A feline race that follow the Slith wherever they go. An uneasy alliance exists between them, but it has been suspended for the sake of the tournament. There is the general belief that there will be some form of power-sharing between them if either race wins the tournament. The Ocatanut focus on stealth and speed to overcome their enemies. Frequently, they will then share their kills with the Slith.
The sworn enemies of the Ocatanut and the Slith. They are hawk-like predators who blend speed and firepower in their ships. They are fixated on coup-like behavior and they tend to make a great show of any kill, making sure their victim knows who it was who has beaten them. It is believed that the Se'Bab and the Thunderbirds have been sharing technology.

Diabetes charity[edit]

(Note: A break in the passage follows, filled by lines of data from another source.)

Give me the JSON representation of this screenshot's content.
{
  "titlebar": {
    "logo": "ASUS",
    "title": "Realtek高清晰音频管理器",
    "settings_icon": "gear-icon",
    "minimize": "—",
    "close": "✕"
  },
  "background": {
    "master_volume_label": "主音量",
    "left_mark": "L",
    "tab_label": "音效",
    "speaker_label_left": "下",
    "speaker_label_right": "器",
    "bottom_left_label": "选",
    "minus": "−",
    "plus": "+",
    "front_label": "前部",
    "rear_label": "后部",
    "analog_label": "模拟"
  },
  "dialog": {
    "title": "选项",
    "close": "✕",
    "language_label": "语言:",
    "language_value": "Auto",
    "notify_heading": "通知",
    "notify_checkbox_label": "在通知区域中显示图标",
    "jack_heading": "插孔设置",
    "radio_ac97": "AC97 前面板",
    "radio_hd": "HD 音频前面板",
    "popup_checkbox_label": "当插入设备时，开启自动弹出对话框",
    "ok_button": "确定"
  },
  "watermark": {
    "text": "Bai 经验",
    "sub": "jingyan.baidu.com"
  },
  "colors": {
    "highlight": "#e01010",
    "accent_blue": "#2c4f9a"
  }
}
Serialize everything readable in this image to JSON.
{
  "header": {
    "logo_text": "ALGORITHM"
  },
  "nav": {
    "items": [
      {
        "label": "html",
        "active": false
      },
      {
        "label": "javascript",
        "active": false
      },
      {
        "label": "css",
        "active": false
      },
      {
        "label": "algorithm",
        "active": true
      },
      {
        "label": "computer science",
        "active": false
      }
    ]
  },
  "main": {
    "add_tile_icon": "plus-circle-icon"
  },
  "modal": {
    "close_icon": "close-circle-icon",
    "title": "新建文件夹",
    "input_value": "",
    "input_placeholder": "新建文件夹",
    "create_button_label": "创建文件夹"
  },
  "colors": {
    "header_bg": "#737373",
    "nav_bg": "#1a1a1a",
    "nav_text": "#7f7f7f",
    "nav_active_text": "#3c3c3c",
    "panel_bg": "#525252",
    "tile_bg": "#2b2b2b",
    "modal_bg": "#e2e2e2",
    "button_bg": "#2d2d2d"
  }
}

According to 4Play/ScatoLOGIC Inc.'s Official BattleSphere Homepage all after-tax profits from BattleSphere went to diabetes research. The first copy of BattleSphere (signed by the authors) went for $1,575.[8]


  1. ^ Slashdot article on the eBay auction, March 4, 2000
  2. ^ "Jaguar on the Prowl". GamePro. IDG (83): 37. August 1995. 
  3. ^ Star Battle preview in SCES 1994
  4. ^ BattleSphere demostration in E3 1995
  5. ^ Hasbro Releases Jaguar Publishing Rights Hasbro Interactive. Retrieved May 14, 2008. "Beverly, MA (May 14, 1999) - Leading entertainment software publisher, Hasbro Interactive announced today it has released all rights that it may have to the vintage Atari hardware platform, the Jaguar."
  6. ^ BattleSphere review at Jaguar's Domain
  7. ^ Atari Gaming Headquarters interview, January 1996
  8. ^ 4Play/ScatoLOGIC Inc.'s Official BattleSphere Homepage ScatoLOGIC Inc./BattleSphere homepage 2000-2005 (no longer updated)

External links[edit]